We are working on finalising a Migrant Integration Strategy which will identify and address the key issues currently facing migrants who come to live in Ireland. This strategy will bring together an extensive range of recommendations covering a wide of Government Departments and agencies. It is the culmination of process which saw significant input from a large number of individuals and representatives of various migrant representative groups. I expect that this work will be completed in the early autumn.
Last year over 3,200 persons sought protection in Ireland. All of these are offered accommodation and approximately 50% of those in the protection process are in fact living in State provided accommodation. That protection process and the entire system was the subject of a detailed analysis of a working group under the chairmanship of an earlier speaker Judge Brian McMahon. The Government has responded to the report in a number of different ways not least of which is the introduction into law of the International Protection Act. This Act provides for a single application procedure which in turn will speed up the application process itself.
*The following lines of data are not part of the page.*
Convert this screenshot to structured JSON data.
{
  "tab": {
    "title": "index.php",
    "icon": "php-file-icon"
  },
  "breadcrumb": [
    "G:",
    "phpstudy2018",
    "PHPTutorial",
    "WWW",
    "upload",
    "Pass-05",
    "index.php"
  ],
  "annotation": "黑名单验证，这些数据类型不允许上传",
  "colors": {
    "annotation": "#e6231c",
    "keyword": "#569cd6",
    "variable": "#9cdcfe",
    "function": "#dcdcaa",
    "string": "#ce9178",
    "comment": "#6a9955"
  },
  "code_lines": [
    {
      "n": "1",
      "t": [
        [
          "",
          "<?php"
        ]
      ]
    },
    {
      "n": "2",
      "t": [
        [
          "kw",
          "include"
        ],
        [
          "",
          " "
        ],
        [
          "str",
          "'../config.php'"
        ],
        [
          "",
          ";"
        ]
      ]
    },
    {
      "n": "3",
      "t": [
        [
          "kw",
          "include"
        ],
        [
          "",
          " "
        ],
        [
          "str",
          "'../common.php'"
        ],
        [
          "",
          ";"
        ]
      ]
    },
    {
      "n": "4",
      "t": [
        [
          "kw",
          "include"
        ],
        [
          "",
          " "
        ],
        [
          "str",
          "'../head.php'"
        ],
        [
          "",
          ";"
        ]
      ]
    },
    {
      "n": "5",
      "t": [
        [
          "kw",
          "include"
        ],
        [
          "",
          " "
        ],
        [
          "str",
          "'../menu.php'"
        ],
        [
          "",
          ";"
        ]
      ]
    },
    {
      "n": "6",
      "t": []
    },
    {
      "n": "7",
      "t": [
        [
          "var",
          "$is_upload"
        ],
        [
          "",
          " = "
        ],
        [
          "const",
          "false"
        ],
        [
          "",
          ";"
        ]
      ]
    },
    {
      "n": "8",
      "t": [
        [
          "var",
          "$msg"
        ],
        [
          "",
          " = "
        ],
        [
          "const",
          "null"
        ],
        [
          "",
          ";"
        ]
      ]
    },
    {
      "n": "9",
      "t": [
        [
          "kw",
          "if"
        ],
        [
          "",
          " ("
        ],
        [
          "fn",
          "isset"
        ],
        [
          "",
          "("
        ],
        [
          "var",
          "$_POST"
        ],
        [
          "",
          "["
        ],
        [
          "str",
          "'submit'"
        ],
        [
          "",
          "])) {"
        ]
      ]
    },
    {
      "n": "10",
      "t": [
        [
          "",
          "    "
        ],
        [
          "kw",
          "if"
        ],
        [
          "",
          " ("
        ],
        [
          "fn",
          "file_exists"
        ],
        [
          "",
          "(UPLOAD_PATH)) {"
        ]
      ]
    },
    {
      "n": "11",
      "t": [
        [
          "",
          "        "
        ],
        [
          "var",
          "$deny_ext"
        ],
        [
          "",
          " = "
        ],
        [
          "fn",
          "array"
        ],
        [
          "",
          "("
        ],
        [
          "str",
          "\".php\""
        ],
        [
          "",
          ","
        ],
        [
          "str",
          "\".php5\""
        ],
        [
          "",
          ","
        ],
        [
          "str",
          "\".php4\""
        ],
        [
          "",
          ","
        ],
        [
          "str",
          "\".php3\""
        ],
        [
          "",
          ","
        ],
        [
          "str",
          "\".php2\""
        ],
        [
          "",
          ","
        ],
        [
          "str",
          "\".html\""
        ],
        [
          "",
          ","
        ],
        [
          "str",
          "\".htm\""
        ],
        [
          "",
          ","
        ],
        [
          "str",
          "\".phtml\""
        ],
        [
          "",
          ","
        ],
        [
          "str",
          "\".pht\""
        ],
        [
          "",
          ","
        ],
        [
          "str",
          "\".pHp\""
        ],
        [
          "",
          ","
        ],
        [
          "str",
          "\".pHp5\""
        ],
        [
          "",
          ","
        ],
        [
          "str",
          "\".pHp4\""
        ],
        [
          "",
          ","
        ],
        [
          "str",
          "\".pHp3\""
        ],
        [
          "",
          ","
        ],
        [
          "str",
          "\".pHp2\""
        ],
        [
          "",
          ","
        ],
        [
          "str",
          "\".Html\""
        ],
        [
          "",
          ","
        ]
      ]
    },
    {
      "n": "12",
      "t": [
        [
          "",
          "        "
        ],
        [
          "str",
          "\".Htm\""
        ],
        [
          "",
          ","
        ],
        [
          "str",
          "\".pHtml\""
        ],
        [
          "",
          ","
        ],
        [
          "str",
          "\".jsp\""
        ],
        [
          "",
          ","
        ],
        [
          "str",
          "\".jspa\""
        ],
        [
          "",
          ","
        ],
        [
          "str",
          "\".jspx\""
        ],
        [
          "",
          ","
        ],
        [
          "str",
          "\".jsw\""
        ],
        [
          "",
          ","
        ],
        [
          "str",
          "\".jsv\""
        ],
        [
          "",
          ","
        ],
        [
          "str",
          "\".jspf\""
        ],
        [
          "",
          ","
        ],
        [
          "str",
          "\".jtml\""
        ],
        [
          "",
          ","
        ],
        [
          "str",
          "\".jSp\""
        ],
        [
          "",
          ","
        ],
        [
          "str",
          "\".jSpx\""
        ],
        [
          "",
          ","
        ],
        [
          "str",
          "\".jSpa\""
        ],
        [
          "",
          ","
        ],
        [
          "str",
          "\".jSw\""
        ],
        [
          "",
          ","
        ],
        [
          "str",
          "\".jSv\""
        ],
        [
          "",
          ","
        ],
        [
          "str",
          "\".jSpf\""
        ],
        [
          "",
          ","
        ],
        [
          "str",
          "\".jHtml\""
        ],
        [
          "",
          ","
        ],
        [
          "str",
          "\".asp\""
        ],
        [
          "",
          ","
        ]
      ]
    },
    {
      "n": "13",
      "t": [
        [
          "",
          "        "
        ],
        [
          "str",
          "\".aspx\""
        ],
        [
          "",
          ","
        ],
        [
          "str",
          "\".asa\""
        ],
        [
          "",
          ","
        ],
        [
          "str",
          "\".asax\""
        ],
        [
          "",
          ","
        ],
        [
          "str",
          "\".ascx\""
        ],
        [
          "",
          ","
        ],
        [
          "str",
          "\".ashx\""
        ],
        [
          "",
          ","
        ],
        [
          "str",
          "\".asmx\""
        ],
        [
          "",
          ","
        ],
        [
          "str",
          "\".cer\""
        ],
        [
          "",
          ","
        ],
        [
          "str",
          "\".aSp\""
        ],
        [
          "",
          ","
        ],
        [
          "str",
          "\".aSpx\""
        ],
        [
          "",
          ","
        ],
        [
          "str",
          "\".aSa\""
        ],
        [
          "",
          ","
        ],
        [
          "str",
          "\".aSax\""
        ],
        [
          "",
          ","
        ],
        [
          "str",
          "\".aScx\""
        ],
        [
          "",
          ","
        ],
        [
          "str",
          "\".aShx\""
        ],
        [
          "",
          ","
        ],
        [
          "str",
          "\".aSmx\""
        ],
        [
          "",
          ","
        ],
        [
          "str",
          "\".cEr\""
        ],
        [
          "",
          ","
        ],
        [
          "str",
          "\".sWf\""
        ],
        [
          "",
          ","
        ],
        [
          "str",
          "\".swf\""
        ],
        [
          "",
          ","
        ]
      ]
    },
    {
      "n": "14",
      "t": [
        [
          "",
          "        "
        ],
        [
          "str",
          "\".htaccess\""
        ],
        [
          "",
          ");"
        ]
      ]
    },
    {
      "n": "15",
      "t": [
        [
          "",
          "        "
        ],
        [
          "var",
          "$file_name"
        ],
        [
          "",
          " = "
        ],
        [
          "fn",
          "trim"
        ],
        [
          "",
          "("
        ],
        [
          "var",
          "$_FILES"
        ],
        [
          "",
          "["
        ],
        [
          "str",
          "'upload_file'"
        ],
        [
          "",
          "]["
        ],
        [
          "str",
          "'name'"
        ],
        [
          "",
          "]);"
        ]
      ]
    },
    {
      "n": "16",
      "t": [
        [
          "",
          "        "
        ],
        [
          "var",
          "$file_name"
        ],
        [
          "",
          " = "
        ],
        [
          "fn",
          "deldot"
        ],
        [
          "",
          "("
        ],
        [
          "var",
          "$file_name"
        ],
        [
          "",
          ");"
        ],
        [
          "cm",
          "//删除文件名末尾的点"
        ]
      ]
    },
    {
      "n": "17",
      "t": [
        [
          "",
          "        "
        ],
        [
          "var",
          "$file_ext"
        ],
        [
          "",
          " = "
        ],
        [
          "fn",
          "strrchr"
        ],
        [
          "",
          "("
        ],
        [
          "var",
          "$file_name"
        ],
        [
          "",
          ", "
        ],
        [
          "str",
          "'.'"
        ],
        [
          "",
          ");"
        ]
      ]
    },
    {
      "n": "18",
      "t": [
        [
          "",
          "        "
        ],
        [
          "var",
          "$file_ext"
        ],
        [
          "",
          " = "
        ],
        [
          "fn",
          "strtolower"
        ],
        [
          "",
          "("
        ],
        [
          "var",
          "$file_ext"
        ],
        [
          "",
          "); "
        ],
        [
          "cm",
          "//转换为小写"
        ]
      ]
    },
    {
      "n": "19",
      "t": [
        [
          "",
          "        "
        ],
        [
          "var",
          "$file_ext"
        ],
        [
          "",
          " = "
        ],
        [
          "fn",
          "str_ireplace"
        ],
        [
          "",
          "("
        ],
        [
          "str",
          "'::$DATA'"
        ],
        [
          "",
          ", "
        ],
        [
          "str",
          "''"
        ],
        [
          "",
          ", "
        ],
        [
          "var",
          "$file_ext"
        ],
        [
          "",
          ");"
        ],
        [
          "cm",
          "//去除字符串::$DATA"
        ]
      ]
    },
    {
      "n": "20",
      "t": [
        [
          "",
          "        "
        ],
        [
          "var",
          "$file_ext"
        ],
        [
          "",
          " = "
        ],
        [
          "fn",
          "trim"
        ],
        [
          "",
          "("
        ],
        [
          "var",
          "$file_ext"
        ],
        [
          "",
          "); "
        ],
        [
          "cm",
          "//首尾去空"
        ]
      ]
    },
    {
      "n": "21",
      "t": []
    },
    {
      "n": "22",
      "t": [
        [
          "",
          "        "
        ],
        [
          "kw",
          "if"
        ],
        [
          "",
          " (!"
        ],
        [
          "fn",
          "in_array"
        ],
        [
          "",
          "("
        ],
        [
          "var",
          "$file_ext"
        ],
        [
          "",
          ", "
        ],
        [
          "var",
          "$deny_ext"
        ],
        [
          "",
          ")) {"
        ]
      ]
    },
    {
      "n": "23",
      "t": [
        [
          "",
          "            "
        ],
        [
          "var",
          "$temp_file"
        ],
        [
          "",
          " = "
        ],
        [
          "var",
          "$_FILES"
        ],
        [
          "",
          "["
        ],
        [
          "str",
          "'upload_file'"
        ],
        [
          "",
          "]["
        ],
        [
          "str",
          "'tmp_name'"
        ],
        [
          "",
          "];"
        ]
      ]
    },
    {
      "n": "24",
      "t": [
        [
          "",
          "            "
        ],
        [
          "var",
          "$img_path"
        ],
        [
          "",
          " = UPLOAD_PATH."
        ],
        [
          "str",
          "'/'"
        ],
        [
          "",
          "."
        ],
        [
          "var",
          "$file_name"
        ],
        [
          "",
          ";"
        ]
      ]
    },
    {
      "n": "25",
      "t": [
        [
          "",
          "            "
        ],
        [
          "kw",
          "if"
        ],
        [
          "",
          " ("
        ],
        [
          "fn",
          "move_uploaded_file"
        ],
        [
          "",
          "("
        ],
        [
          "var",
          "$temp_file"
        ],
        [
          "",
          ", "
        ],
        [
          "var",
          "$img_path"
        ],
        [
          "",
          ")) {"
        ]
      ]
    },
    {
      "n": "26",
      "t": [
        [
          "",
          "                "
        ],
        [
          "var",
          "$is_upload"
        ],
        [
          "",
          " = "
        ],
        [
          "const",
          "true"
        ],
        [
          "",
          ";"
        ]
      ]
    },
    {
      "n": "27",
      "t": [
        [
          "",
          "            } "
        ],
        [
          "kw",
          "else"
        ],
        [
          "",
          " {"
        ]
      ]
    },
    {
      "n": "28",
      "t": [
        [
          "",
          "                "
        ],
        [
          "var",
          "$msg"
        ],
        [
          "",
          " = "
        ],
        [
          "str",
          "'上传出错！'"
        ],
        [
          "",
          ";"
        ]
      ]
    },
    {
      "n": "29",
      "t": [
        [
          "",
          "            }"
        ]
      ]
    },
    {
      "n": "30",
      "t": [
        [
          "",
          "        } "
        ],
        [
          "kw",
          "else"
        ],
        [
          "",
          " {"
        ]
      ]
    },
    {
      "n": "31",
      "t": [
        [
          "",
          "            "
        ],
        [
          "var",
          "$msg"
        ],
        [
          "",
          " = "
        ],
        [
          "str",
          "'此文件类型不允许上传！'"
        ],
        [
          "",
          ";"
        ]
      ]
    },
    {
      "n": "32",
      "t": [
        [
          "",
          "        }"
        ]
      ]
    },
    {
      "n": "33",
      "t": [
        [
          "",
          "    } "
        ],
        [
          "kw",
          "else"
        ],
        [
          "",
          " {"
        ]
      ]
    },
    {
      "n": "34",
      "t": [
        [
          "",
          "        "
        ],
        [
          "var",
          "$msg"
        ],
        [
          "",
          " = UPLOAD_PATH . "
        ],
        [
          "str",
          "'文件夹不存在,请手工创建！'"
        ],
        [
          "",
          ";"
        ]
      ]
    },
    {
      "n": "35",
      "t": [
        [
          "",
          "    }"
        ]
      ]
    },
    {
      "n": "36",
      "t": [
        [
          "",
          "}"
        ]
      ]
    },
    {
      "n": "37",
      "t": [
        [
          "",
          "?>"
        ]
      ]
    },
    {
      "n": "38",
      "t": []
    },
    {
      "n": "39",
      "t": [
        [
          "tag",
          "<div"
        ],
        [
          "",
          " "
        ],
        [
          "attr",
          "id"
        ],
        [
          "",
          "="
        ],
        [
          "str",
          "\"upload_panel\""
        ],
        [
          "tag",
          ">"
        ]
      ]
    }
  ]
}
There are also some other developments - the Tánaiste has agreed that persons resident in State provided accommodation centres should have access to both the Ombudsman and the Ombudsman for Children and work is underway to amend the relevant legislation to allow that to happen. The Minister for Education and Skills has extended the Pilot Student Support Scheme for those in the protection system for 2016/17. Generally speaking, this scheme provides supports in line with the current Student Grant Scheme to eligible school leavers who are in the protection system
The Government is also committed to improving the living conditions for those in State provided accommodation. Work is under way to meeting the recommendations dealing directly with that accommodation in respect of increases in the living space and catering facilities especially for those with families and children. These improvements will of necessity take some time to implement but I can assure you all that they will be implemented
All in all some 140 of the recommendations in that report have either been implemented or are in the process of being implemented
For my part and in order to develop a greater understanding of the issues that face asylum seekers on the ground, I have already visited a number of accommodation centres throughout the country and I hope to visit many more in the coming weeks. Today’s conference is a welcome addition to that store of knowledge.
All of the persons that I have referred to – those seeking protection, migrants and all of their families - bring with them a richness of culture of their own, a set of values of their own and a way of life of their own. These inform our existing culture so that together we can all, and I repeat all benefit.
Shortly you will see a presentation of music and song – rap to those in the know - entitled “Endless Opportunities”. Together, and I stress together, our existing communities, our new communities and those soon to arrive offer us all endless opportunities for the new century. Opportunities for growth as human beings, opportunities for growth in our culture and growth in our economy. It is up to all of us to capitalise on these opportunities for the benefit of all concerned.